(Interface dataset entries)
================================

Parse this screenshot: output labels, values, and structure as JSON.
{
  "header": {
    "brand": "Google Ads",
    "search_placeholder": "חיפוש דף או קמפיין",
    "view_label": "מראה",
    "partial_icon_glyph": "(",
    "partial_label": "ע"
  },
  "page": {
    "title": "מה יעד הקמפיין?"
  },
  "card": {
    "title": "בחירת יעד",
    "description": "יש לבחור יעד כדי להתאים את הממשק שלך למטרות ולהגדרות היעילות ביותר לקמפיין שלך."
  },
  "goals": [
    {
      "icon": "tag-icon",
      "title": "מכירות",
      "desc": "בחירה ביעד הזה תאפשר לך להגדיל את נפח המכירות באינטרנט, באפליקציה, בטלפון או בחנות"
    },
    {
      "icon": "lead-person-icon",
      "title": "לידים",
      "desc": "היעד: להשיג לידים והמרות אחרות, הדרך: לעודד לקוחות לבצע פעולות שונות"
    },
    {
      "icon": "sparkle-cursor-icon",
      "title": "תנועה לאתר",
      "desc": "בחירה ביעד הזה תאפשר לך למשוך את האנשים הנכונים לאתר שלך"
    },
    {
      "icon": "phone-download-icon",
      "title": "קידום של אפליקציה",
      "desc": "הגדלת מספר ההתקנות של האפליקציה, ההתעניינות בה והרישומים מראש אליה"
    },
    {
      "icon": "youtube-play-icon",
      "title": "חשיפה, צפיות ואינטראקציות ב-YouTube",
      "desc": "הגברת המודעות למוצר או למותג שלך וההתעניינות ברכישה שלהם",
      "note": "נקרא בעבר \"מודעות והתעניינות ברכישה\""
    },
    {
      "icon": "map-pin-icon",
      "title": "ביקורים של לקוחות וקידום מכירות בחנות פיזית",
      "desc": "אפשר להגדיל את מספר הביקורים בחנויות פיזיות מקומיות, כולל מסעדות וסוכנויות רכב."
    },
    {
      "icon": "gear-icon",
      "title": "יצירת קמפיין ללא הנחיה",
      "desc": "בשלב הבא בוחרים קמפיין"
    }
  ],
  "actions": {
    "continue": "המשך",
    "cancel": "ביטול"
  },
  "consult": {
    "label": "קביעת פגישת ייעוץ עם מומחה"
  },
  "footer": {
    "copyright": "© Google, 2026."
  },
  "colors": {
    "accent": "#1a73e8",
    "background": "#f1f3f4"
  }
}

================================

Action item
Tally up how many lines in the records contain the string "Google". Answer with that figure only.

Result of the task
2